[Web page and app entries]

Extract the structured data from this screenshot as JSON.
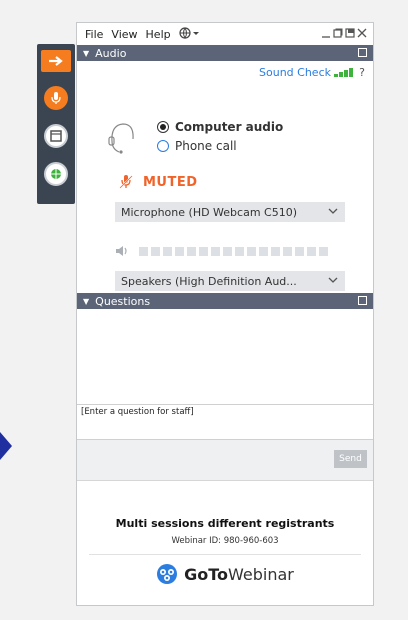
{
  "menubar": {
    "items": [
      "File",
      "View",
      "Help"
    ]
  },
  "audio": {
    "header": "Audio",
    "sound_check": "Sound Check",
    "help": "?",
    "options": [
      "Computer audio",
      "Phone call"
    ],
    "selected_option": "Computer audio",
    "status": "MUTED",
    "microphone": "Microphone (HD Webcam C510)",
    "speakers": "Speakers (High Definition Aud..."
  },
  "questions": {
    "header": "Questions",
    "input_placeholder": "[Enter a question for staff]",
    "send_label": "Send"
  },
  "footer": {
    "session_title": "Multi sessions different registrants",
    "webinar_id": "Webinar ID: 980-960-603",
    "brand_bold": "GoTo",
    "brand_regular": "Webinar"
  },
  "colors": {
    "accent_orange": "#f57c1f",
    "muted_red": "#f0632a",
    "header_gray": "#5b6577",
    "link_blue": "#2b7de0",
    "signal_green": "#3db33d"
  }
}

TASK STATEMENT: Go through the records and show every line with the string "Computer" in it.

SOLVED PROBLEM:
      "Computer audio",
    "selected_option": "Computer audio",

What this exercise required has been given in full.